Whoever dwells in the shelter of the Most High will rest in the shadow of the Almighty. ~Psalm 91:1
Much of my journey has been a learning to stop anxiously striving to do what God requires, and rather to rest in being who God wants me to be. I love this passage that a friend recently quoted on her blog:
“We pray that you’ll have the strength to stick it out over the long haul—not the grim strength of gritting your teeth but the glory-strength God gives. It is strength that endures the unendurable and spills over into joy, thanking the Father who makes us strong enough to take part in everything bright and beautiful that he has for us.” Colossians 1:11-12, The Message
That has been me—that gritting-your-teeth Christian, tired, tense, anxious, and miserable. But where do I find that “glory-strength” that “spills over into joy?” Sign me up, please!
The prophet Isaiah says, “But those who trust in the Lord will find new strength. They will soar high on wings like eagles. They will run and not grow weary. The will walk and not faint” (Isaiah 40:31).I heard that when an eagle is soaring on a wind current, it takes him no more energy than if he was sitting on his nest. Could it really be that easy?
I feel like my whole life I have been trying to battle God in order to convince Him to take care of me or give me what I think I need or even to help me to become what He wants me to be or to do what He wants me to do, when instead He is holding out to me the best gifts He can give me, saying, “Go ahead! Take it! Trust! Ask! I want to give this to you! I made it especially for you! I love you!” (Matthew 7:7-11).
Why do I cry out to Him, feeling incapable and insignificant, when He has given up His very own, only Son in order to restore a relationship with me? (John 3:16). When He sends His Holy Spirit to abide within me (John 14:26), how can I think that I am inadequate to accomplish the wonderful things He has planned for me? (Ephesians 2:10). Of course I am perfectly inadequate: that’s why He gives His Spirit to help me! Over and over in Scripture He reminds and reassures that He supplies what we are lacking. To Moses He says, “Who has made man’s mouth? Who makes him mute, or deaf, or seeing, or blind? Is it not I, the Lord? Now therefore go, and I will be with your mouth and teach you what you shall speak” (Exodus 4:11-12).
“Do not say, ‘I am only a youth’; for to all to whom I send you, you shall go, and whatever I command you, you shall speak. Do not be afraid of them, for I am with you to deliver you, declares the Lord. . . Behold, I have put my words in your mouth. See, I have set you this day over nations and over kingdoms, to pluck up and to break down, to destroy and to overthrow, to build and to plant” (Jeremiah 1:7-10).
Clearly, I am meant to see that nothing I do is to be of my own strength, but only by His grace working through me. So the oxymoron is that I rest and He works through me. My pastor stated it this way: “We are to rest in the reality that Christ is sufficient.” That just hits the nail on the head.
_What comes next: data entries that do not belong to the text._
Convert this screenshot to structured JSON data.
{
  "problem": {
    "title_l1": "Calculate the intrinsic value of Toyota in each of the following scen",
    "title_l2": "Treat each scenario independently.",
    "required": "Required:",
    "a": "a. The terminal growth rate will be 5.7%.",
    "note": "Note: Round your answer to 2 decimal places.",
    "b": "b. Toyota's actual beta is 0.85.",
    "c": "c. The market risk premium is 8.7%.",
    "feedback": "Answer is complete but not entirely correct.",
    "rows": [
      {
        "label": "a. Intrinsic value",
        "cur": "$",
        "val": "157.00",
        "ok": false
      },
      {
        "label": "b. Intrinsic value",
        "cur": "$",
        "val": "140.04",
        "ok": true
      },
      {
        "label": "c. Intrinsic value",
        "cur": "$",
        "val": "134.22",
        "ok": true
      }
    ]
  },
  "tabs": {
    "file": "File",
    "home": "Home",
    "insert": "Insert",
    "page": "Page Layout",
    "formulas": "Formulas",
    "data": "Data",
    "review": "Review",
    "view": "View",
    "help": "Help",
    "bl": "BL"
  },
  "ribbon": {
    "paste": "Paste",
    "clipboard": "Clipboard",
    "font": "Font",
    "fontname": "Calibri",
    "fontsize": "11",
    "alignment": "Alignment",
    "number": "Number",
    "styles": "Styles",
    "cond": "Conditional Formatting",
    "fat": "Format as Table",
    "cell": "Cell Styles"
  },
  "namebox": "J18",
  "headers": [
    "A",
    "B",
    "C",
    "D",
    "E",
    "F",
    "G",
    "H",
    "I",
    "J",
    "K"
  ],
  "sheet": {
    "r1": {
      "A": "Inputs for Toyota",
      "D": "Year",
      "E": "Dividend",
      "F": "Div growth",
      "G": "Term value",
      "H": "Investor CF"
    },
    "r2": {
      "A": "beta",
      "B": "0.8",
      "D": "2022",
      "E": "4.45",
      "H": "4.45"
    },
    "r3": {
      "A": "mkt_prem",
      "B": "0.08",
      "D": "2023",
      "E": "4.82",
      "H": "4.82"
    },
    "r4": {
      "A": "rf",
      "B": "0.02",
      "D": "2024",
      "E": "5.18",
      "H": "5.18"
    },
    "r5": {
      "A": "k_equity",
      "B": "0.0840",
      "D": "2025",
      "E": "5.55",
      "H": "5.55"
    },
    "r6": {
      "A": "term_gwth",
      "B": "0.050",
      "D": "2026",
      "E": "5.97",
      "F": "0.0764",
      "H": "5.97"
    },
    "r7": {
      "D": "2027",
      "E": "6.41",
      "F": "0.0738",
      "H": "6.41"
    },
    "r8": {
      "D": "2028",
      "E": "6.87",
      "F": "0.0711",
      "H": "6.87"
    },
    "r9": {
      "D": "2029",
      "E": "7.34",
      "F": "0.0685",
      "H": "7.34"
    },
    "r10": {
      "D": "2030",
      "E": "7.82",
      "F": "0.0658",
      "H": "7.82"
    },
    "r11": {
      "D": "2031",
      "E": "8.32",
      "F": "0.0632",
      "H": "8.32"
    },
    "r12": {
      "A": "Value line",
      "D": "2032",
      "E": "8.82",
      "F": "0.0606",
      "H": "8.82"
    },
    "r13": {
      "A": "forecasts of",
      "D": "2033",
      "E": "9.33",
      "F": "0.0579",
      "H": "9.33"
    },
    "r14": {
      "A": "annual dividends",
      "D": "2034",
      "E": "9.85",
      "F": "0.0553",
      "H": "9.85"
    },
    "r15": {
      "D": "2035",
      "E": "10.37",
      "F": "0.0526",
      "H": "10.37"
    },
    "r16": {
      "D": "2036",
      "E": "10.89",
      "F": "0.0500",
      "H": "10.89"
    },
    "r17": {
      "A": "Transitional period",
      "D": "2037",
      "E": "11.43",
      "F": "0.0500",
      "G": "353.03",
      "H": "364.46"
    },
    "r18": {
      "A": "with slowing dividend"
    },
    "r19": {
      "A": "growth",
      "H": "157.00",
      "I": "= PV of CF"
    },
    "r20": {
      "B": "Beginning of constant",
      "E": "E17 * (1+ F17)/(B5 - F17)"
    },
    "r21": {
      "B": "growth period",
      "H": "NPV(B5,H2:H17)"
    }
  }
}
Ultimately, all of my striving and worrying is no less than saying that I think I must take control, because I don’t trust God to have it under control; I don’t have faith that He can and will supply all that I need.
Dietrich Bonhoeffer tells us that those who know Jesus find that strength and joy come in following and trusting, resting under the yoke of His commands.
“Those who follow Jesus’ commandment entirely, who let Jesus’ yoke rest on them without resistance, will find the burden they must bear to be light. In the gentle pressure of this yoke they will receive the strength to walk the right path without becoming weary.…Where will the call to discipleship lead those who follow it? What decisions and painful separations will it entail? We must take this question to him who alone knows the answer. Only Jesus Christ, who bids us follow him, knows where the path will lead. But we know that it will be a path full of mercy beyond measure. Discipleship is joy.”